‘Nationwide chaos’: Deadly Peru protests spread to the capital
The destruction of the building, a nearly century-old mansion in the center of the city, was described by officials as the loss of “monumental property.” The authorities are investigating the causes.
Romero affirmed that the fire was “properly planned and arranged.”
Thousands of protesters descended on Lima this week calling for change and angered by the rising death toll from the protests, which officially stood at 45 on Friday.
The riots had been concentrated until this week in southern Peru.
In the Cusco region, Glencore’s main Antapaccay copper mine suspended operations on Friday after protesters attacked the facility, one of the largest in the country, for the third time this month. Swiss-based Glencore is Australia’s largest coal miner.
The airports of Arequipa, the southern city of Juliaca and Cusco, the gateway to Machu Picchu, were also attacked by protesters, dealing a new blow to Peru’s tourism industry. Australians were among hundreds of tourists stranded when protests broke out near the popular Inca ruins.
“It is a national chaos, you cannot live like this. We are in terrible uncertainty: the economy, vandalism,” said Leonardo Rojas from Lima.
The government has extended the state of emergency to six regions, restricting some civil rights.
But Boluarte has dismissed calls for him to resign and hold early elections, instead calling for dialogue and vowing to punish those involved in the riots.
“All the rigor of the law will fall on those people who have acted with vandalism,” said Boluarte.
Some locals pointed the finger at Boluarte, accusing her of failing to act to quell the protests. Some say that Castillo is its legitimate president.

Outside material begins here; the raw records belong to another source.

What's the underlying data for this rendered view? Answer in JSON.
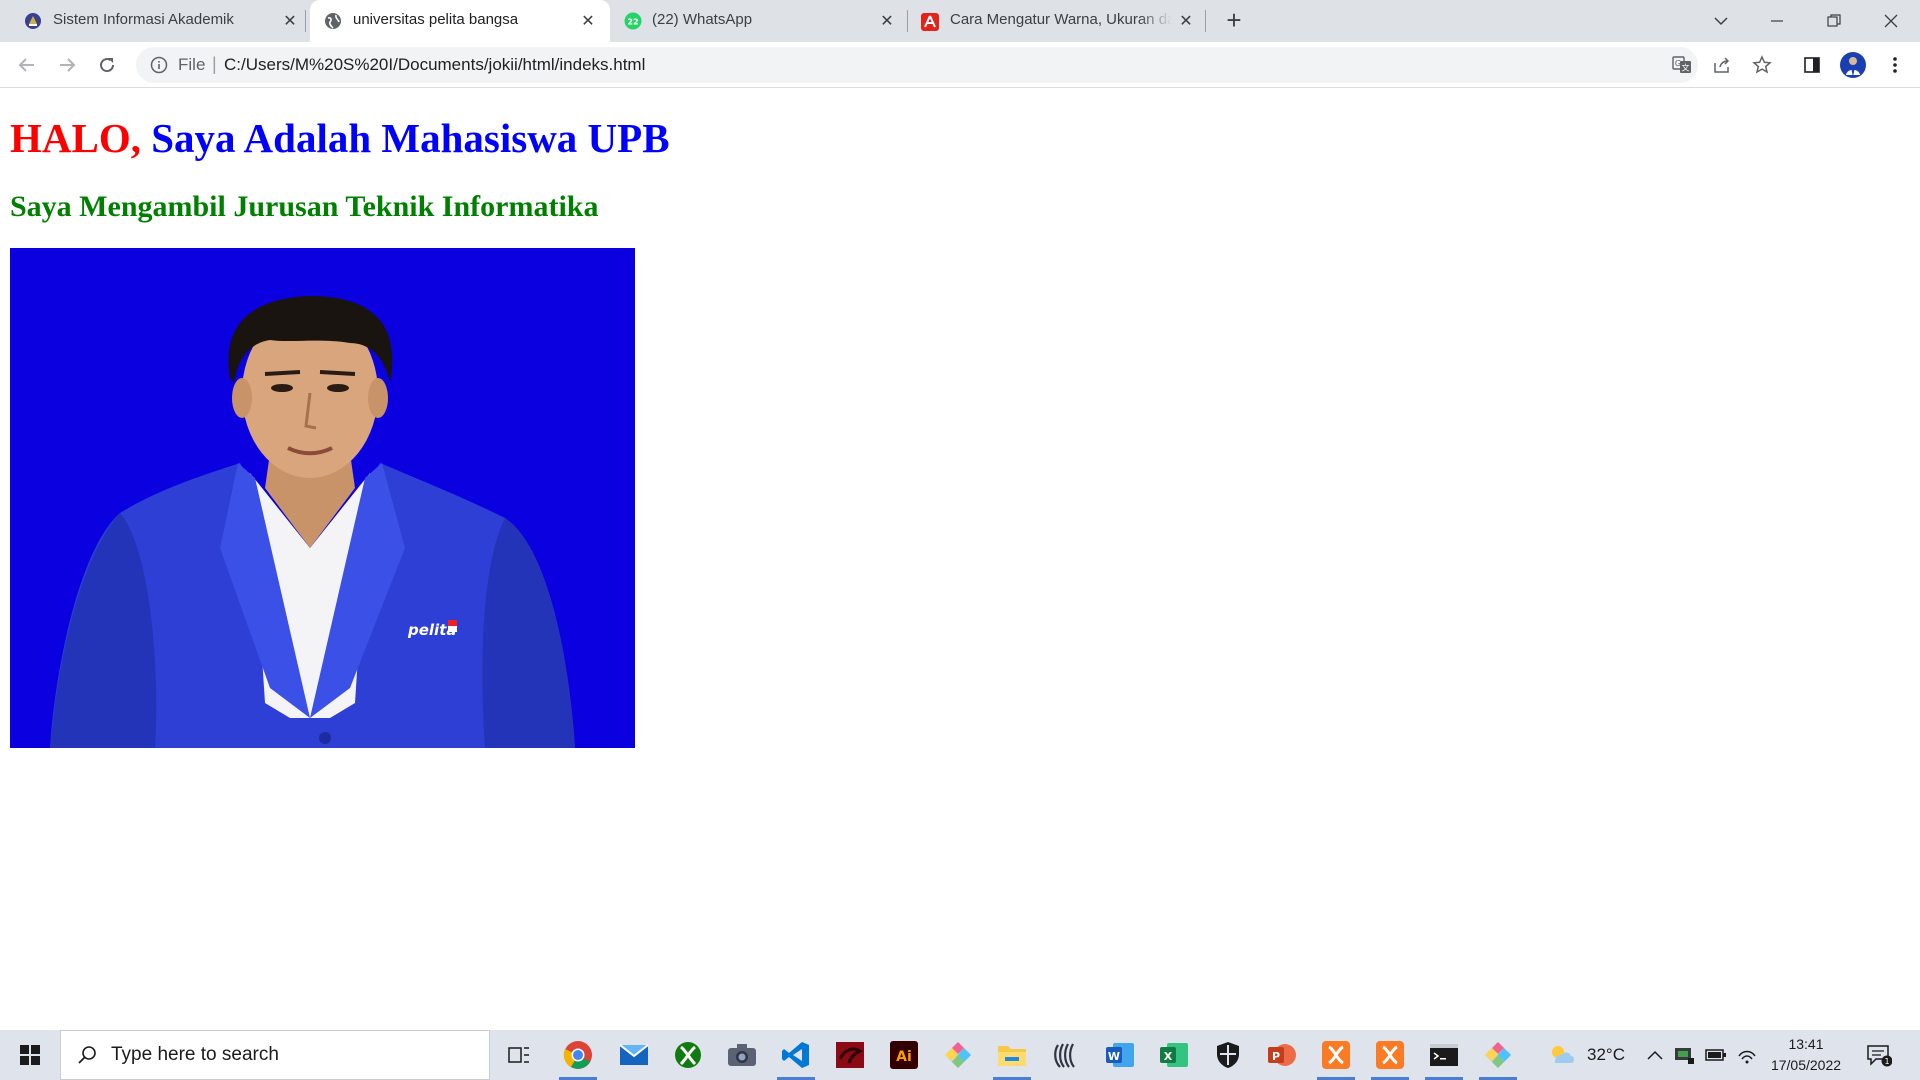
{
  "browser": {
    "tabs": [
      {
        "title": "Sistem Informasi Akademik",
        "favicon": "university-seal-icon",
        "active": false
      },
      {
        "title": "universitas pelita bangsa",
        "favicon": "globe-icon",
        "active": true
      },
      {
        "title": "(22) WhatsApp",
        "favicon": "whatsapp-icon",
        "badge": "22",
        "active": false
      },
      {
        "title": "Cara Mengatur Warna, Ukuran dan",
        "favicon": "adobe-acrobat-icon",
        "active": false
      }
    ],
    "omnibox": {
      "scheme_label": "File",
      "url": "C:/Users/M%20S%20I/Documents/jokii/html/indeks.html"
    }
  },
  "page": {
    "heading_red": "HALO,",
    "heading_blue": " Saya Adalah Mahasiswa UPB",
    "subheading": "Saya Mengambil Jurusan Teknik Informatika",
    "photo_caption_logo": "pelita",
    "colors": {
      "red": "#ff0000",
      "blue": "#0000ff",
      "green": "#008000",
      "photo_bg": "#0a00e0"
    }
  },
  "taskbar": {
    "search_placeholder": "Type here to search",
    "weather": "32°C",
    "time": "13:41",
    "date": "17/05/2022",
    "notification_count": "1"
  }
}
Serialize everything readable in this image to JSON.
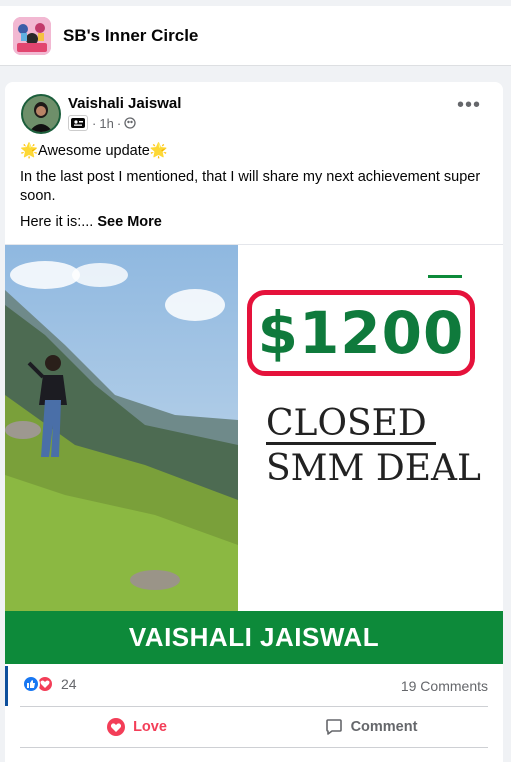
{
  "group": {
    "title": "SB's Inner Circle"
  },
  "post": {
    "author": "Vaishali Jaiswal",
    "time": "1h",
    "separator": "·",
    "line1": "🌟Awesome update🌟",
    "line2": "In the last post I mentioned, that  I will share my next achievement super soon.",
    "line3_prefix": "Here it is:...",
    "see_more": "See More",
    "more_icon": "more-dots-icon"
  },
  "media": {
    "amount": "$1200",
    "deal_line1": "CLOSED",
    "deal_line2": "SMM DEAL",
    "name_banner": "VAISHALI JAISWAL",
    "colors": {
      "green": "#0d8a3a",
      "amount_green": "#0f7a3c",
      "red_border": "#e5123b"
    }
  },
  "stats": {
    "reaction_count": "24",
    "comments": "19 Comments"
  },
  "actions": {
    "love_label": "Love",
    "comment_label": "Comment"
  }
}
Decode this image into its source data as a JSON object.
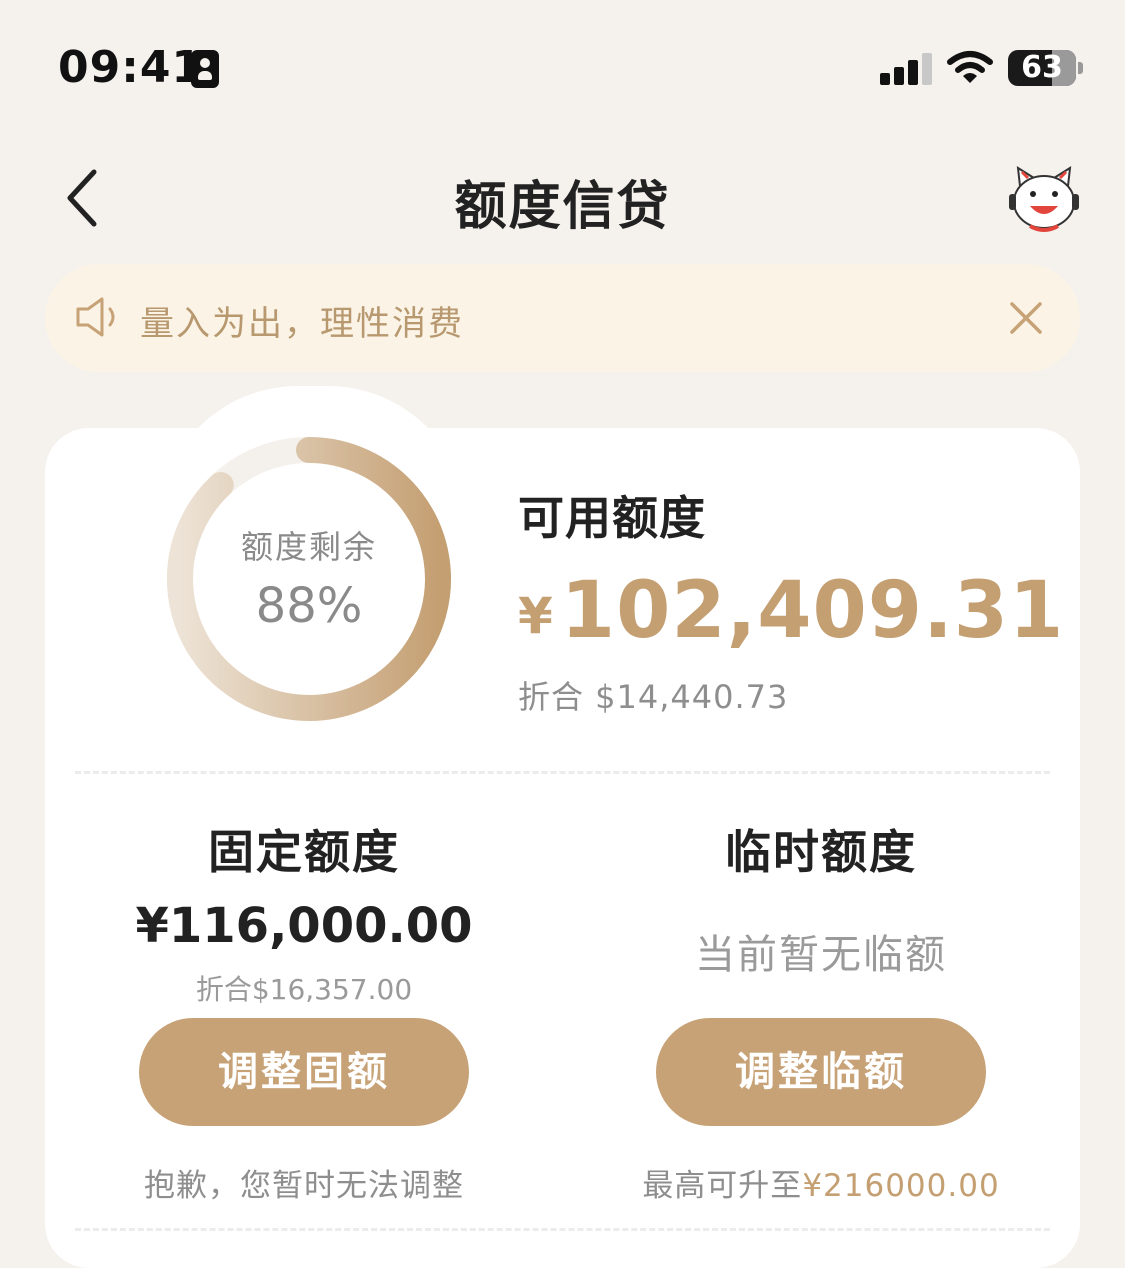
{
  "status_bar": {
    "time": "09:41",
    "battery": "63",
    "icons": [
      "sim-card-icon",
      "cellular-signal-icon",
      "wifi-icon",
      "battery-icon"
    ]
  },
  "nav": {
    "back_icon": "chevron-left-icon",
    "title": "额度信贷",
    "mascot_icon": "cat-mascot-icon"
  },
  "notice": {
    "icon": "speaker-icon",
    "text": "量入为出，理性消费",
    "close_icon": "close-icon"
  },
  "summary": {
    "ring_label": "额度剩余",
    "ring_percent_text": "88%",
    "remaining_fraction": 0.88,
    "available_label": "可用额度",
    "currency_symbol": "¥",
    "available_amount": "102,409.31",
    "available_usd": "折合 $14,440.73"
  },
  "fixed": {
    "title": "固定额度",
    "amount": "¥116,000.00",
    "usd": "折合$16,357.00",
    "button_label": "调整固额",
    "note": "抱歉，您暂时无法调整"
  },
  "temporary": {
    "title": "临时额度",
    "status": "当前暂无临额",
    "button_label": "调整临额",
    "note_prefix": "最高可升至",
    "note_amount": "¥216000.00"
  },
  "colors": {
    "background": "#f5f1ec",
    "accent": "#c49f72",
    "button": "#c7a277",
    "notice_bg": "#fbf4e6"
  }
}
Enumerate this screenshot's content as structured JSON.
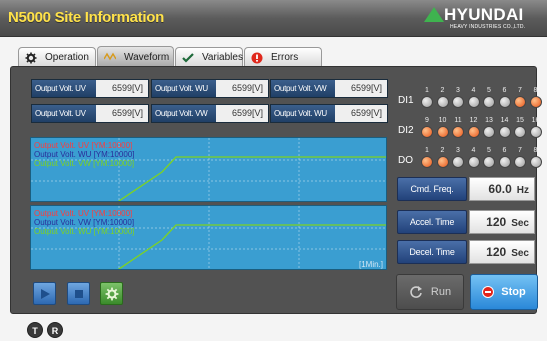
{
  "title": "N5000 Site Information",
  "brand": {
    "name": "HYUNDAI",
    "sub": "HEAVY INDUSTRIES CO.,LTD."
  },
  "tabs": [
    {
      "label": "Operation",
      "icon": "gear-icon"
    },
    {
      "label": "Waveform",
      "icon": "wave-icon",
      "active": true
    },
    {
      "label": "Variables",
      "icon": "check-icon"
    },
    {
      "label": "Errors",
      "icon": "error-icon"
    }
  ],
  "outputs": [
    {
      "label": "Output Volt. UV",
      "value": "6599[V]"
    },
    {
      "label": "Output Volt. WU",
      "value": "6599[V]"
    },
    {
      "label": "Output Volt. VW",
      "value": "6599[V]"
    },
    {
      "label": "Output Volt. UV",
      "value": "6599[V]"
    },
    {
      "label": "Output Volt. VW",
      "value": "6599[V]"
    },
    {
      "label": "Output Volt. WU",
      "value": "6599[V]"
    }
  ],
  "chart1": {
    "legend": [
      "Output Volt. UV [YM:10000]",
      "Output Volt. WU [YM:10000]",
      "Output Volt. VW [YM:10000]"
    ]
  },
  "chart2": {
    "legend": [
      "Output Volt. UV [YM:10000]",
      "Output Volt. VW [YM:10000]",
      "Output Volt. WU [YM:10000]"
    ],
    "timescale": "[1Min.]"
  },
  "io": {
    "di1": {
      "label": "DI1",
      "numbers": [
        "1",
        "2",
        "3",
        "4",
        "5",
        "6",
        "7",
        "8"
      ],
      "states": [
        0,
        0,
        0,
        0,
        0,
        0,
        1,
        1
      ]
    },
    "di2": {
      "label": "DI2",
      "numbers": [
        "9",
        "10",
        "11",
        "12",
        "13",
        "14",
        "15",
        "16"
      ],
      "states": [
        1,
        1,
        1,
        1,
        0,
        0,
        0,
        0
      ]
    },
    "do": {
      "label": "DO",
      "numbers": [
        "1",
        "2",
        "3",
        "4",
        "5",
        "6",
        "7",
        "8"
      ],
      "states": [
        1,
        1,
        0,
        0,
        0,
        0,
        0,
        0
      ]
    }
  },
  "params": [
    {
      "label": "Cmd. Freq.",
      "value": "60.0",
      "unit": "Hz"
    },
    {
      "label": "Accel. Time",
      "value": "120",
      "unit": "Sec"
    },
    {
      "label": "Decel. Time",
      "value": "120",
      "unit": "Sec"
    }
  ],
  "run_label": "Run",
  "stop_label": "Stop",
  "footer": {
    "t": "T",
    "r": "R"
  },
  "colors": {
    "title": "#ffe24a",
    "led_on": "#e85418",
    "wave": "#7ed321",
    "chart_bg": "#3a9ed1"
  }
}
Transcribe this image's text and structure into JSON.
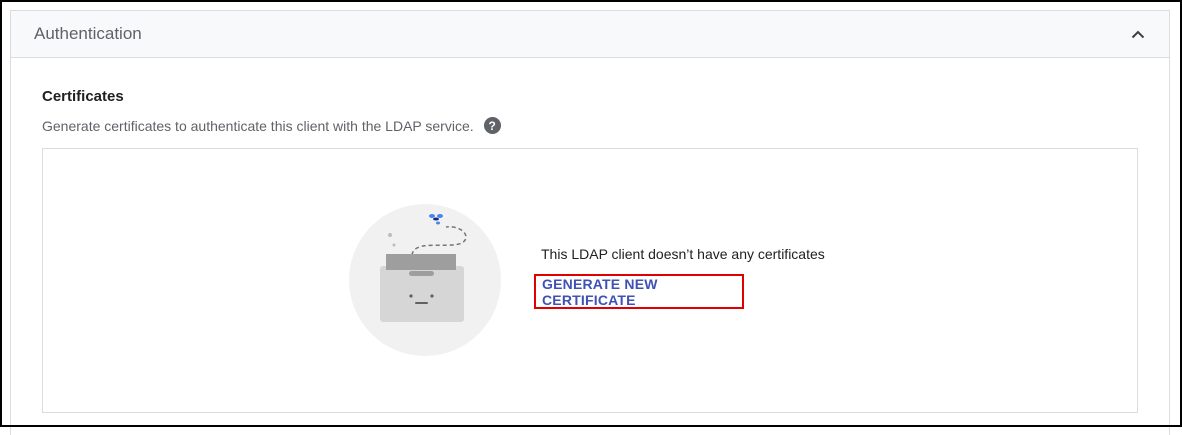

Human rights groups have accused the police and army of using lethal firearms. Police say protesters have used weapons and homemade explosives.